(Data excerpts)
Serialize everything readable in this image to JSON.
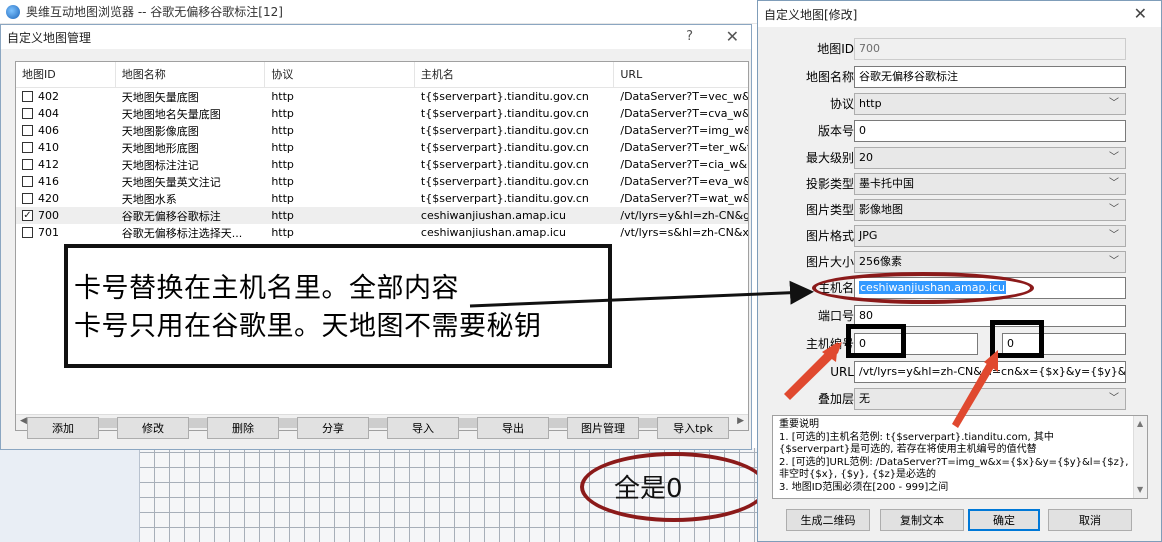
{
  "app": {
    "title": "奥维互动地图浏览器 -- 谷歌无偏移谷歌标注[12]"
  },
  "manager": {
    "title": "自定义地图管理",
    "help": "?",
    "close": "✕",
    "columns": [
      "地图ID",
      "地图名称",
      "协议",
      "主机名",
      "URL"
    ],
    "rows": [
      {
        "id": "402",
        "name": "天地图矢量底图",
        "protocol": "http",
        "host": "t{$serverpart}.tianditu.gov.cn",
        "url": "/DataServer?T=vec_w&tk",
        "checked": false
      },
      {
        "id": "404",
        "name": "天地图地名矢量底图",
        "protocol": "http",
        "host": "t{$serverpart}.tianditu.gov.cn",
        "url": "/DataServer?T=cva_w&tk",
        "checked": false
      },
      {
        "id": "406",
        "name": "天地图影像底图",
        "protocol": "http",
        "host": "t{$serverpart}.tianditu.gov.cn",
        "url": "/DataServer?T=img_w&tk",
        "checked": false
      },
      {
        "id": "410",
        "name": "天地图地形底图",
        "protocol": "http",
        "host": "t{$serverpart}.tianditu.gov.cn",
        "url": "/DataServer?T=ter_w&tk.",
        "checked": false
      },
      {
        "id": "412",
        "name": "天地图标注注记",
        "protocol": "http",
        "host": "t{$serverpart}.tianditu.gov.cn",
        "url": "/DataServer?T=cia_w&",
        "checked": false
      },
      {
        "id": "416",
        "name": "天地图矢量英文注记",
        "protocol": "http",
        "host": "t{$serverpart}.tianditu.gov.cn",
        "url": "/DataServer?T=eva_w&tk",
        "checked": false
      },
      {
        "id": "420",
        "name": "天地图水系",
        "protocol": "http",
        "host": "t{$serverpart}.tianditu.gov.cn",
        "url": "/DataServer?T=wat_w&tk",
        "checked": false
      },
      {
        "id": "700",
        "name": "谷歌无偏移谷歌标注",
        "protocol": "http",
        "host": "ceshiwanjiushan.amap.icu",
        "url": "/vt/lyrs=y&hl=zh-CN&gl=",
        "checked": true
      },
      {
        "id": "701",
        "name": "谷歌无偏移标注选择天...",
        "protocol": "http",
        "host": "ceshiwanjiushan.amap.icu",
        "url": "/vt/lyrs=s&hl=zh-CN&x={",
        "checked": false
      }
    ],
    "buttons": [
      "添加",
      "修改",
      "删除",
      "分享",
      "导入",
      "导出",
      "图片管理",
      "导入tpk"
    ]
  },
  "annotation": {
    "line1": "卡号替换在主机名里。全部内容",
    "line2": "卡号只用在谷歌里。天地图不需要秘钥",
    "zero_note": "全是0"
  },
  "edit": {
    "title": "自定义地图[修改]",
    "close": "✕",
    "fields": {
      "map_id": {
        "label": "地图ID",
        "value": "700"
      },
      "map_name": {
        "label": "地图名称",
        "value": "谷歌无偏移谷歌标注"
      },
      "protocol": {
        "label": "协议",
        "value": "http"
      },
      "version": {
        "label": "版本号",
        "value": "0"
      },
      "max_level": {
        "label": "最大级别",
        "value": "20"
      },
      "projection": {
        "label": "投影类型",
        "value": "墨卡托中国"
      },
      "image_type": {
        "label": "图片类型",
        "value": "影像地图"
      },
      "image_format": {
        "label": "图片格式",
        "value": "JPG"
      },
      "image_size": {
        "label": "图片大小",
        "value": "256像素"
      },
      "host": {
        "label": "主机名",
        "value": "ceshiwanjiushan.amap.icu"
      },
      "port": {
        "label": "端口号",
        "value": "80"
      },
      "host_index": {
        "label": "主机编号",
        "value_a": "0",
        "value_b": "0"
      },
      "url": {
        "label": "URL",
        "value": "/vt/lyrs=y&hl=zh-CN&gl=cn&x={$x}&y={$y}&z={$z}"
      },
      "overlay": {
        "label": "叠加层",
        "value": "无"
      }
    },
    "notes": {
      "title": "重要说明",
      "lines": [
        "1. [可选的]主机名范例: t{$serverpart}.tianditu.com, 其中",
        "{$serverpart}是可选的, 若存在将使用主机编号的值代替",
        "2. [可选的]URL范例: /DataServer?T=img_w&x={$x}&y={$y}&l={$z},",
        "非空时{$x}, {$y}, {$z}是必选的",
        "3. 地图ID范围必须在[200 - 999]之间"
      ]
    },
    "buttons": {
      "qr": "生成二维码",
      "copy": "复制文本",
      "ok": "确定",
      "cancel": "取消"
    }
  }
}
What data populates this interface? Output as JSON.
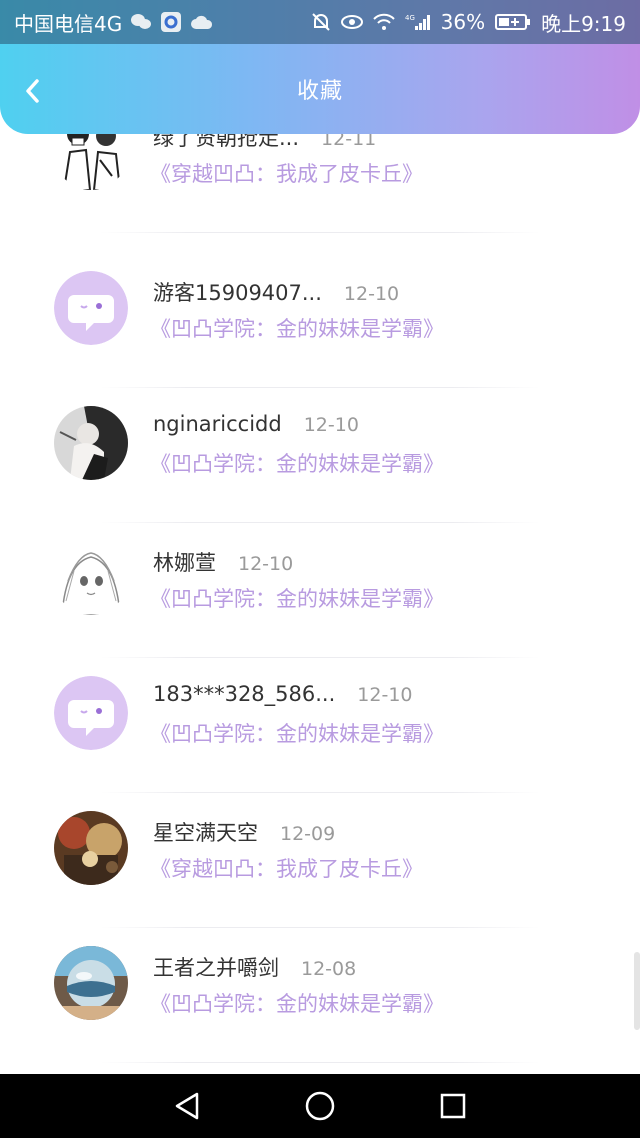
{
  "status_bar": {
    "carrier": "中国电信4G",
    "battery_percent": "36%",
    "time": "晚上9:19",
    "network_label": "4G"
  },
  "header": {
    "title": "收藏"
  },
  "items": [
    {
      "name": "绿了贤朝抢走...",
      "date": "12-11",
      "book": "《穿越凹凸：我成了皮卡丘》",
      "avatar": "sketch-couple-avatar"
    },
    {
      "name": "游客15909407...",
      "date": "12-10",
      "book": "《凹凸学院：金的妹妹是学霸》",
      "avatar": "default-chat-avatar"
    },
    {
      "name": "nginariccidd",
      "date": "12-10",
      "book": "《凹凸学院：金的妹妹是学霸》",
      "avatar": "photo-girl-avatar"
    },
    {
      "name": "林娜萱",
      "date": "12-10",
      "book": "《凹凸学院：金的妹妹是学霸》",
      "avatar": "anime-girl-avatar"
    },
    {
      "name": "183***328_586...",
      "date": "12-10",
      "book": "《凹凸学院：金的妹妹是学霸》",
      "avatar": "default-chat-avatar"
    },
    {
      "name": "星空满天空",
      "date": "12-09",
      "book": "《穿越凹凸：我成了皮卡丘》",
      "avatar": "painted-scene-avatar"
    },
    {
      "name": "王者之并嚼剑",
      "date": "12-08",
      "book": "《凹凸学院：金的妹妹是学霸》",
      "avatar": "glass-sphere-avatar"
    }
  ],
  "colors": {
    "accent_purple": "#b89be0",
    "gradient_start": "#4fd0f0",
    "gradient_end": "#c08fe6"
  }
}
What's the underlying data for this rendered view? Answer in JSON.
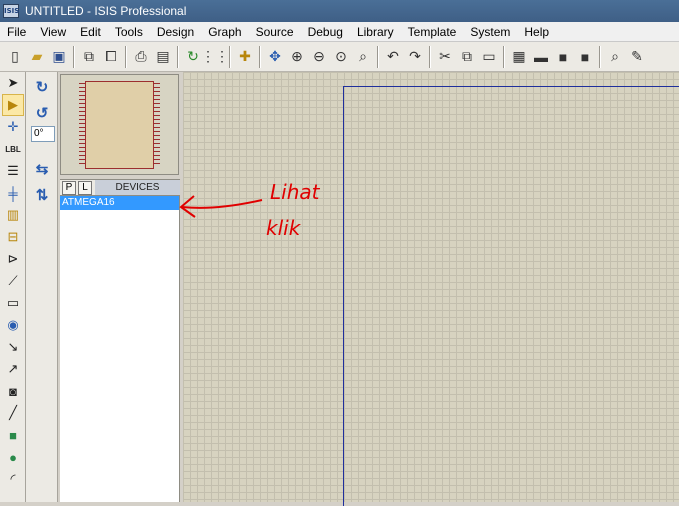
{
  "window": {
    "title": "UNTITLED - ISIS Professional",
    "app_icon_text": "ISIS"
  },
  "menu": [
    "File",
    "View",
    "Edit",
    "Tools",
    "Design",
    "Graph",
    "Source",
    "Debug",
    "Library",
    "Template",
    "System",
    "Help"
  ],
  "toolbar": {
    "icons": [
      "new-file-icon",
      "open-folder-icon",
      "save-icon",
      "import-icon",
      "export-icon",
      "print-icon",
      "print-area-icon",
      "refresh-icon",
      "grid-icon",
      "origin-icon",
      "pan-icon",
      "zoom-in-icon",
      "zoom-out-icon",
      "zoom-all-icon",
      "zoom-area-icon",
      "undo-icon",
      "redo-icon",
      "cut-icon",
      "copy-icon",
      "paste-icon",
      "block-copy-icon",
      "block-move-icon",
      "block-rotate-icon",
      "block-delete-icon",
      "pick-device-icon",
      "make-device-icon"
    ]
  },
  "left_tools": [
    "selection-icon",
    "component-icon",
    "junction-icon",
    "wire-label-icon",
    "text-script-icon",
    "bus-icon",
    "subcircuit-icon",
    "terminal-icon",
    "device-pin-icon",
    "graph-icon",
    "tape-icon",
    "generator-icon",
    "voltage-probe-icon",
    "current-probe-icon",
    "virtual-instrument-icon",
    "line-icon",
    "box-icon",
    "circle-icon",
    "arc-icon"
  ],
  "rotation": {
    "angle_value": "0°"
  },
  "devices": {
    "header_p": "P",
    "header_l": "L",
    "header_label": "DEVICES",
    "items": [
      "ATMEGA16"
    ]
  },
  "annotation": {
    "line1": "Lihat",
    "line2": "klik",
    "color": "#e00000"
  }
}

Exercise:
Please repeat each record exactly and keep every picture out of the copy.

Response:
Serialize everything readable in this image to JSON.
{
  "app": {
    "title": "奥维互动地图浏览器 -- 谷歌无偏移谷歌标注[12]"
  },
  "manager": {
    "title": "自定义地图管理",
    "help": "?",
    "close": "✕",
    "columns": [
      "地图ID",
      "地图名称",
      "协议",
      "主机名",
      "URL"
    ],
    "rows": [
      {
        "id": "402",
        "name": "天地图矢量底图",
        "protocol": "http",
        "host": "t{$serverpart}.tianditu.gov.cn",
        "url": "/DataServer?T=vec_w&tk",
        "checked": false
      },
      {
        "id": "404",
        "name": "天地图地名矢量底图",
        "protocol": "http",
        "host": "t{$serverpart}.tianditu.gov.cn",
        "url": "/DataServer?T=cva_w&tk",
        "checked": false
      },
      {
        "id": "406",
        "name": "天地图影像底图",
        "protocol": "http",
        "host": "t{$serverpart}.tianditu.gov.cn",
        "url": "/DataServer?T=img_w&tk",
        "checked": false
      },
      {
        "id": "410",
        "name": "天地图地形底图",
        "protocol": "http",
        "host": "t{$serverpart}.tianditu.gov.cn",
        "url": "/DataServer?T=ter_w&tk.",
        "checked": false
      },
      {
        "id": "412",
        "name": "天地图标注注记",
        "protocol": "http",
        "host": "t{$serverpart}.tianditu.gov.cn",
        "url": "/DataServer?T=cia_w&",
        "checked": false
      },
      {
        "id": "416",
        "name": "天地图矢量英文注记",
        "protocol": "http",
        "host": "t{$serverpart}.tianditu.gov.cn",
        "url": "/DataServer?T=eva_w&tk",
        "checked": false
      },
      {
        "id": "420",
        "name": "天地图水系",
        "protocol": "http",
        "host": "t{$serverpart}.tianditu.gov.cn",
        "url": "/DataServer?T=wat_w&tk",
        "checked": false
      },
      {
        "id": "700",
        "name": "谷歌无偏移谷歌标注",
        "protocol": "http",
        "host": "ceshiwanjiushan.amap.icu",
        "url": "/vt/lyrs=y&hl=zh-CN&gl=",
        "checked": true
      },
      {
        "id": "701",
        "name": "谷歌无偏移标注选择天...",
        "protocol": "http",
        "host": "ceshiwanjiushan.amap.icu",
        "url": "/vt/lyrs=s&hl=zh-CN&x={",
        "checked": false
      }
    ],
    "buttons": [
      "添加",
      "修改",
      "删除",
      "分享",
      "导入",
      "导出",
      "图片管理",
      "导入tpk"
    ]
  },
  "annotation": {
    "line1": "卡号替换在主机名里。全部内容",
    "line2": "卡号只用在谷歌里。天地图不需要秘钥",
    "zero_note": "全是0"
  },
  "edit": {
    "title": "自定义地图[修改]",
    "close": "✕",
    "fields": {
      "map_id": {
        "label": "地图ID",
        "value": "700"
      },
      "map_name": {
        "label": "地图名称",
        "value": "谷歌无偏移谷歌标注"
      },
      "protocol": {
        "label": "协议",
        "value": "http"
      },
      "version": {
        "label": "版本号",
        "value": "0"
      },
      "max_level": {
        "label": "最大级别",
        "value": "20"
      },
      "projection": {
        "label": "投影类型",
        "value": "墨卡托中国"
      },
      "image_type": {
        "label": "图片类型",
        "value": "影像地图"
      },
      "image_format": {
        "label": "图片格式",
        "value": "JPG"
      },
      "image_size": {
        "label": "图片大小",
        "value": "256像素"
      },
      "host": {
        "label": "主机名",
        "value": "ceshiwanjiushan.amap.icu"
      },
      "port": {
        "label": "端口号",
        "value": "80"
      },
      "host_index": {
        "label": "主机编号",
        "value_a": "0",
        "value_b": "0"
      },
      "url": {
        "label": "URL",
        "value": "/vt/lyrs=y&hl=zh-CN&gl=cn&x={$x}&y={$y}&z={$z}"
      },
      "overlay": {
        "label": "叠加层",
        "value": "无"
      }
    },
    "notes": {
      "title": "重要说明",
      "lines": [
        "1. [可选的]主机名范例: t{$serverpart}.tianditu.com, 其中",
        "{$serverpart}是可选的, 若存在将使用主机编号的值代替",
        "2. [可选的]URL范例: /DataServer?T=img_w&x={$x}&y={$y}&l={$z},",
        "非空时{$x}, {$y}, {$z}是必选的",
        "3. 地图ID范围必须在[200 - 999]之间"
      ]
    },
    "buttons": {
      "qr": "生成二维码",
      "copy": "复制文本",
      "ok": "确定",
      "cancel": "取消"
    }
  }
}
What data populates this interface? Output as JSON.
{
  "status_bar": {
    "carrier": "中国电信4G",
    "battery_percent": "36%",
    "time": "晚上9:19",
    "network_label": "4G"
  },
  "header": {
    "title": "收藏"
  },
  "items": [
    {
      "name": "绿了贤朝抢走...",
      "date": "12-11",
      "book": "《穿越凹凸：我成了皮卡丘》",
      "avatar": "sketch-couple-avatar"
    },
    {
      "name": "游客15909407...",
      "date": "12-10",
      "book": "《凹凸学院：金的妹妹是学霸》",
      "avatar": "default-chat-avatar"
    },
    {
      "name": "nginariccidd",
      "date": "12-10",
      "book": "《凹凸学院：金的妹妹是学霸》",
      "avatar": "photo-girl-avatar"
    },
    {
      "name": "林娜萱",
      "date": "12-10",
      "book": "《凹凸学院：金的妹妹是学霸》",
      "avatar": "anime-girl-avatar"
    },
    {
      "name": "183***328_586...",
      "date": "12-10",
      "book": "《凹凸学院：金的妹妹是学霸》",
      "avatar": "default-chat-avatar"
    },
    {
      "name": "星空满天空",
      "date": "12-09",
      "book": "《穿越凹凸：我成了皮卡丘》",
      "avatar": "painted-scene-avatar"
    },
    {
      "name": "王者之并嚼剑",
      "date": "12-08",
      "book": "《凹凸学院：金的妹妹是学霸》",
      "avatar": "glass-sphere-avatar"
    }
  ],
  "colors": {
    "accent_purple": "#b89be0",
    "gradient_start": "#4fd0f0",
    "gradient_end": "#c08fe6"
  }
}
What's the underlying data for this rendered view? Answer in JSON.
{
  "window": {
    "title": "UNTITLED - ISIS Professional",
    "app_icon_text": "ISIS"
  },
  "menu": [
    "File",
    "View",
    "Edit",
    "Tools",
    "Design",
    "Graph",
    "Source",
    "Debug",
    "Library",
    "Template",
    "System",
    "Help"
  ],
  "toolbar": {
    "icons": [
      "new-file-icon",
      "open-folder-icon",
      "save-icon",
      "import-icon",
      "export-icon",
      "print-icon",
      "print-area-icon",
      "refresh-icon",
      "grid-icon",
      "origin-icon",
      "pan-icon",
      "zoom-in-icon",
      "zoom-out-icon",
      "zoom-all-icon",
      "zoom-area-icon",
      "undo-icon",
      "redo-icon",
      "cut-icon",
      "copy-icon",
      "paste-icon",
      "block-copy-icon",
      "block-move-icon",
      "block-rotate-icon",
      "block-delete-icon",
      "pick-device-icon",
      "make-device-icon"
    ]
  },
  "left_tools": [
    "selection-icon",
    "component-icon",
    "junction-icon",
    "wire-label-icon",
    "text-script-icon",
    "bus-icon",
    "subcircuit-icon",
    "terminal-icon",
    "device-pin-icon",
    "graph-icon",
    "tape-icon",
    "generator-icon",
    "voltage-probe-icon",
    "current-probe-icon",
    "virtual-instrument-icon",
    "line-icon",
    "box-icon",
    "circle-icon",
    "arc-icon"
  ],
  "rotation": {
    "angle_value": "0°"
  },
  "devices": {
    "header_p": "P",
    "header_l": "L",
    "header_label": "DEVICES",
    "items": [
      "ATMEGA16"
    ]
  },
  "annotation": {
    "line1": "Lihat",
    "line2": "klik",
    "color": "#e00000"
  }
}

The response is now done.